On their way home from the first day of classes at Oakton High School, David Chu and Jacob Wilens, both 16, were killed. A dump-truck driver had fallen asleep and failed to stop at a red light at Route 50 and Alder Woods Drive, crashing into the rear of the boys' car. When the truck driver was sentenced Jan. 10 to a year in prison, Chu's father, Irwin Chu, read a letter in court written by the boy's mother, Jane Chu. Here is the letter:

On Sept. 3, 2002, around 6 p.m., I received a chilling phone call from the Fairfax County Police Department that my only son, David, was at Inova Fairfax Hospital. Right away, I handed the phone over to my husband so I could quickly get ready to rush to David's bedside . . . only to realize moments later that there really was no need to rush. David was lying in the hospital morgue, not a hospital bed.

I didn't have the heart to see his bloodstained, mangled body in the cold, dark morgue. Instead, we bid our silent farewell in the formaldehyde-scented funeral home. Even then, I couldn't bear the thought of touching his rigid, lifeless body, especially with the knowledge that parts of him had been donated, according to his wishes. [David's bone, heart and corneas were recovered and donated.]

Ever since then I have been haunted, day and night, by the images of my son lying in a coffin with a broken neck, scenes of that wreck and the phone call that signaled the beginning of this unthinkable nightmare.

We all miss David so very much. Everything we see reminds us of our unbearable loss -- the empty chair, his favorite foods, school buses, snowstorms, teenagers mowing lawns -- the list is endless. I especially miss hearing him say, "Dinner was good, Mom, thanks!" Or, "How was work today, Mom?" Or simply, "Good night, Mom."

Life for our family is forever changed, and as the finality of our son's sudden death sinks in, our intense pain and depressing hopelessness seem to increase. We try very hard to resume normal activities but are often overwhelmed with intense grief.

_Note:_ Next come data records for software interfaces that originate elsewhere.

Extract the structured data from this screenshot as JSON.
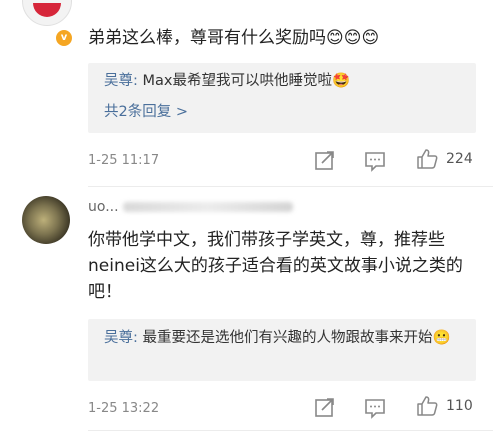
{
  "comments": [
    {
      "text": "弟弟这么棒，尊哥有什么奖励吗😊😊😊",
      "reply": {
        "author": "吴尊:",
        "text": " Max最希望我可以哄他睡觉啦🤩"
      },
      "more_replies": "共2条回复 >",
      "time": "1-25 11:17",
      "likes": "224"
    },
    {
      "username": "uo...",
      "text": "你带他学中文，我们带孩子学英文，尊，推荐些neinei这么大的孩子适合看的英文故事小说之类的吧！",
      "reply": {
        "author": "吴尊:",
        "text": " 最重要还是选他们有兴趣的人物跟故事来开始😬"
      },
      "time": "1-25 13:22",
      "likes": "110"
    }
  ]
}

My daughter and I went to the candlelight service on Christmas Eve as we have always done, and all we could do was weep uncontrollably while everyone else around sang the traditional Christmas carols.

David, who liked to say, "There's something good that comes out of everything, even if we can't see it at first," would have been 17 on Sept. 11. A David Chu Scholarship Fund has been established by the Oakton High School PTSA, Oakton High School, 2900 Sutton Rd., Vienna, Va. 22181.

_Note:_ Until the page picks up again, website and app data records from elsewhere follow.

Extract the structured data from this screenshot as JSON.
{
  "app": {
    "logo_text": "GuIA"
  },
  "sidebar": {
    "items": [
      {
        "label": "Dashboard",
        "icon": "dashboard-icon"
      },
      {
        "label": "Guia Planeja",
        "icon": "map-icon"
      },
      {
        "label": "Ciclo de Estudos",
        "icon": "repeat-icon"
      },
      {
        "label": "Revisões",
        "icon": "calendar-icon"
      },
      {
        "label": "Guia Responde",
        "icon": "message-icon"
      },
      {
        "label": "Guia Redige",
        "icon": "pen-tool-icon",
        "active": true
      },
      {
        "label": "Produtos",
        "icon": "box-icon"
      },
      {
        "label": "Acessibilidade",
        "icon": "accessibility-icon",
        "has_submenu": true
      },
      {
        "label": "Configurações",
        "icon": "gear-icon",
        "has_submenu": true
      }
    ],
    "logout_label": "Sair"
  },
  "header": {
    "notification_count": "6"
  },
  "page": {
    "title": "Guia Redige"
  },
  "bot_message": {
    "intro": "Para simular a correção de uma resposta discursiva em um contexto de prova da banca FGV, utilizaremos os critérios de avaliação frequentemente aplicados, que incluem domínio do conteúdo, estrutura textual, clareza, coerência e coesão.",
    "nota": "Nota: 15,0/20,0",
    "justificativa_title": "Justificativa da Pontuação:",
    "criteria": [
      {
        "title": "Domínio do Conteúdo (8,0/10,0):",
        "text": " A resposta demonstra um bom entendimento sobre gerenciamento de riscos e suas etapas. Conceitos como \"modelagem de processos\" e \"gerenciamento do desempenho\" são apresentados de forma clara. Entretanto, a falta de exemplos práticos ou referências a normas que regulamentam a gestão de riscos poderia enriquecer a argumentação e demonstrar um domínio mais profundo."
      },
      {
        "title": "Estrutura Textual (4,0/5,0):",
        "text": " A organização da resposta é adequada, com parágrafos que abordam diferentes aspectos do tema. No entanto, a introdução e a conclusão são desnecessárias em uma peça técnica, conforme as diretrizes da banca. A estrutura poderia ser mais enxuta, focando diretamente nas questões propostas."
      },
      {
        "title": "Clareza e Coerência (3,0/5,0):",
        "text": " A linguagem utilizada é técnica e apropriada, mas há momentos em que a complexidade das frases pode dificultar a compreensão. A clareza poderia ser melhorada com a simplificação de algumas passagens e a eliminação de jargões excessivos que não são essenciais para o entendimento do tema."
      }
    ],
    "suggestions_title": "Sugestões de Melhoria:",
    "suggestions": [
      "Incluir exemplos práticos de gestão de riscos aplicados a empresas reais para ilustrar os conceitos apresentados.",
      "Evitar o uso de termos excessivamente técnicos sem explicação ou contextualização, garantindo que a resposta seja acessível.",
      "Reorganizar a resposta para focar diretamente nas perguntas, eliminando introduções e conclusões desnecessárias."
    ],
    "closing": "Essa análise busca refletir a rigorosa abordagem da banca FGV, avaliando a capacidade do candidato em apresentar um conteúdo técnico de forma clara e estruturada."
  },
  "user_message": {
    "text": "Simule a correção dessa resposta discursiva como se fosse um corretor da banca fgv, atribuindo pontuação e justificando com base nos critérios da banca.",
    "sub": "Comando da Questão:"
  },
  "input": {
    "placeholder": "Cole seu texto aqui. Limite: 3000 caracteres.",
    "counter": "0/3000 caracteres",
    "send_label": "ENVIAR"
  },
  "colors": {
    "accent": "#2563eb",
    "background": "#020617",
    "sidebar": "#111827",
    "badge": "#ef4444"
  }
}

The shock caused by the death of David Chu, 16, above, on Sept. 3 persists in many ways, small and large, for his family. David's older sister, Christine, etched "We Miss You David" in the snow during a recent visit home from the University of Southern California. At left are David, then 2, and Christine with their mother, Jane Chu, in a 1988 photo.